For years, system leaders have resisted any suggestion of closing a university, and they are not closing one now, Greenstein emphasized. In fact, the law that took effect this month does not allow the system to close a university, but rather gives the power for affiliating or consolidating schools.

Under the proposal to be studied, the affected pairs of schools would integrate in some fashion, Greenstein said. The model proposed would have them using the same staff and faculty and working under one budget and leadership team. Whether they would retain both names or assume a new one and just how each of their campuses would be used are among the topics the review will explore, Greenstein said. The goal, said Dave Pidgeon, a system spokesperson, would be to make sure academic programming remains available in all regions.

Greenstein also said he did not have an estimate of how much money schools would save through integration, noting that would come through the review.

Board members said they understood the need to move forward with the review.

“There’s really no other path that would lead us to sustainability,” said David Maser, vice chair.

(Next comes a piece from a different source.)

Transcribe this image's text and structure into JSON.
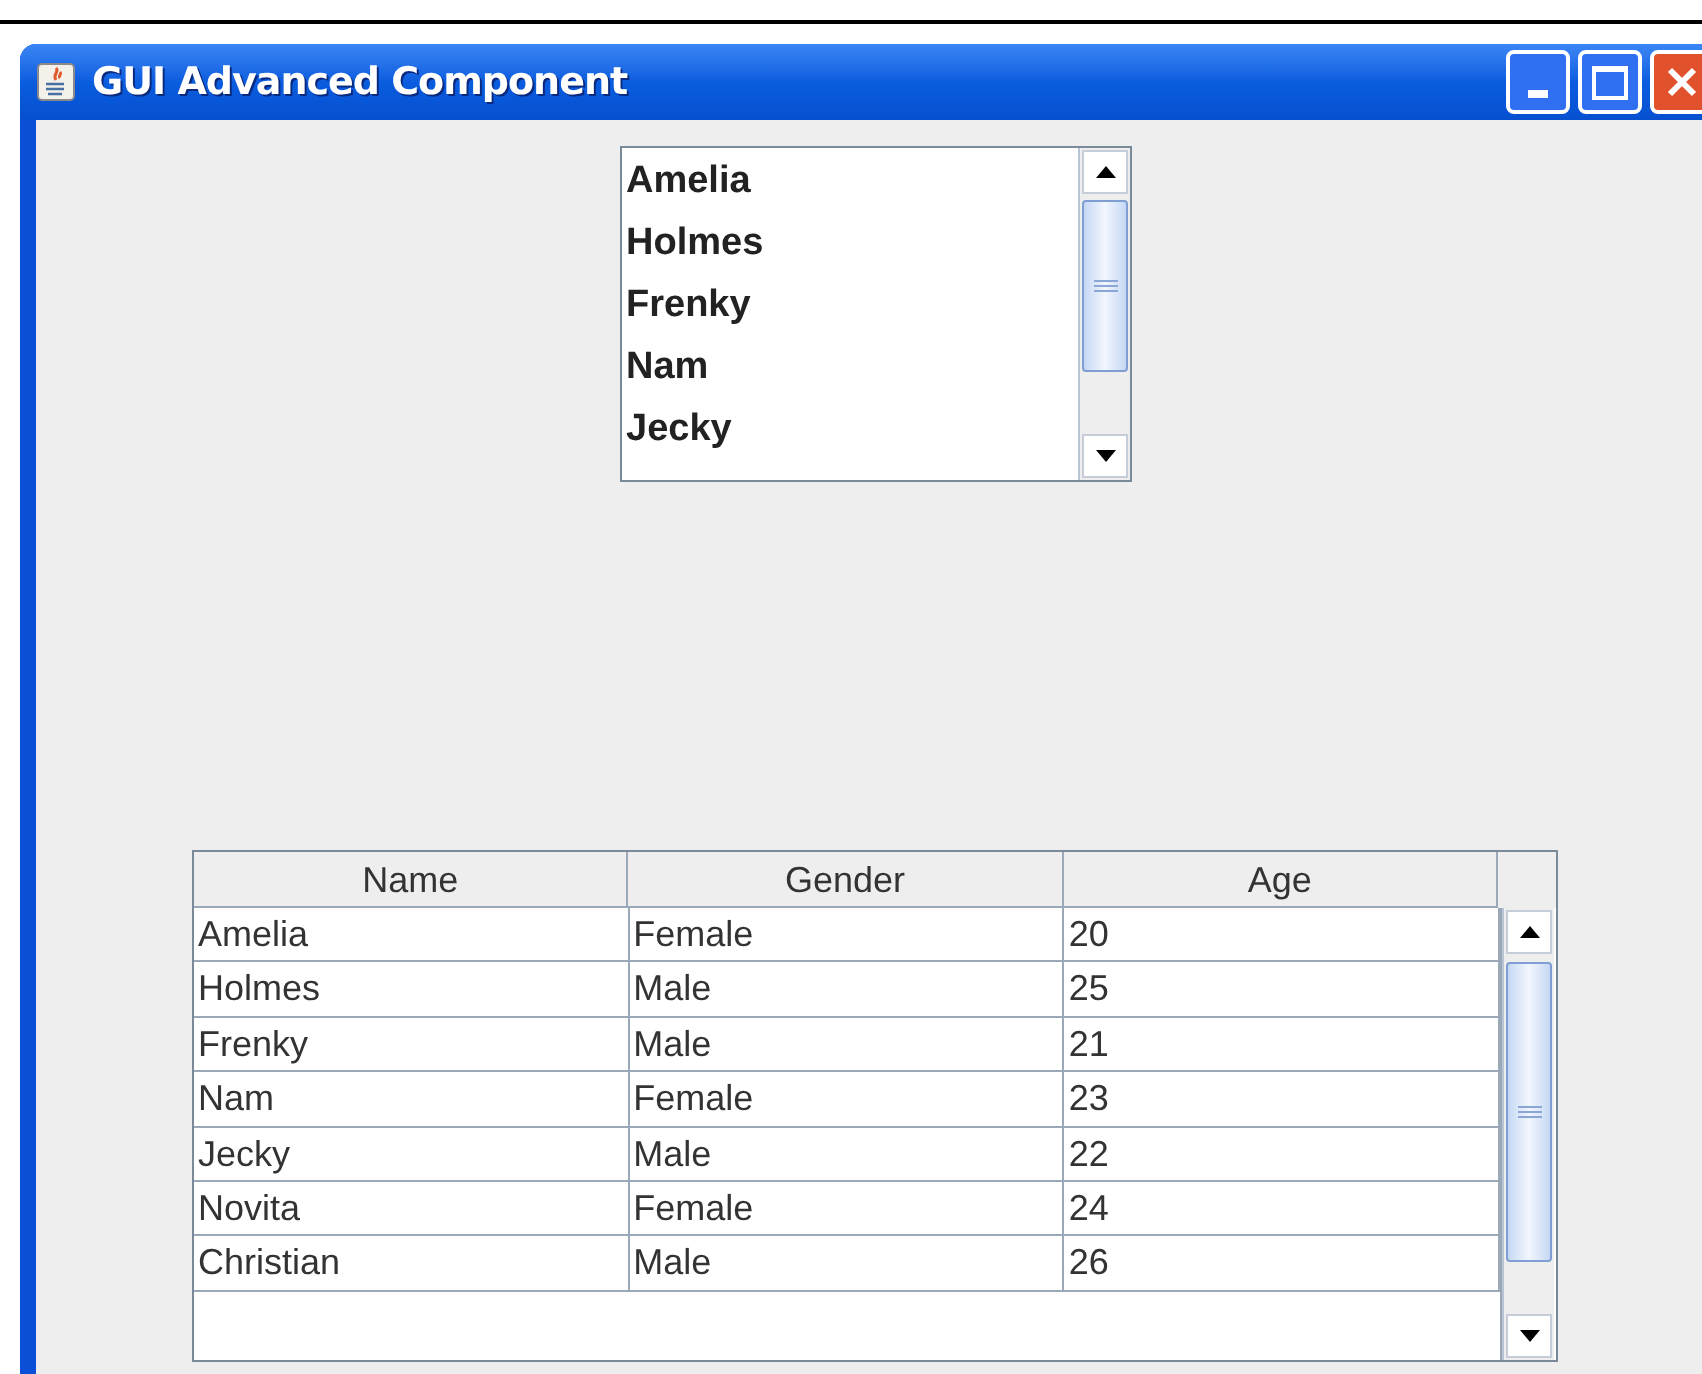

Some had concerns.

“It’s important if we’re going to move forward with this that we do work with faculty, staff, with students in making sure they are included in developing the plans for integration,” said Alex Fefolt, a student at Indiana University of Pennsylvania and the student member of the board. “There are a lot of … details, I think, that we tend to miss at this level.”

Neil Weaver, another board member, also said communication is key.

“I’m getting text messages right now from staff who are asking what does this mean,” he said.

Jamie Martin, president of the statewide faculty union, said she wants to see what the plan actually will look like and how it will affect members at the six universities.

The process is sure to draw attention and questions from alumni, students, and communities about potentially losing a university name or identity that has been in place for more than a century.

“As we are looking at these integrations, those kinds of considerations are absolutely critical,” Greenstein said.

The intent, Greenstein said, would be for the schools to expand their market or grow into adjacent ones. Clarion and California have a strong online presence and could do more with that, he said. Lock Haven and Mansfield serve communities with a need for nondegree credentials to meet workforce needs, he said, and combining Edinboro with Slippery Rock — the strongest and largest of the six with 8,806 students — could put them in a better market position.

With the exception of Slippery Rock, the schools are the ones “we have the greatest concerns about” and were also selected because of their proximity to each other, Greenstein said. Mansfield has the smallest enrollment, 1,683 as of last fall. The others are: Lock Haven, 3,162; Edinboro, 4,636; Clarion, 4,703; and California, 6,842.

As the review continues, other state universities could be included for integration, he said. West Chester, the system’s largest with more than 17,000 students, and Indiana are the only two exempt from consolidation under the law. Cheyney, a historically Black university that has struggled in the past but projects a strong enrollment gain for the fall amid new partnerships with businesses, is not expected to be considered for consolidation, Greenstein said.

Greenstein said he likely will come back to the board in October with recommendations and if the board decides to pursue integration, it would take about six months to develop plans. If those plans are approved, it would start a 60-day public comment period, with a final decision next summer and implementation for fall 2022.

“Change is hard,” he said, “but the cause is right.”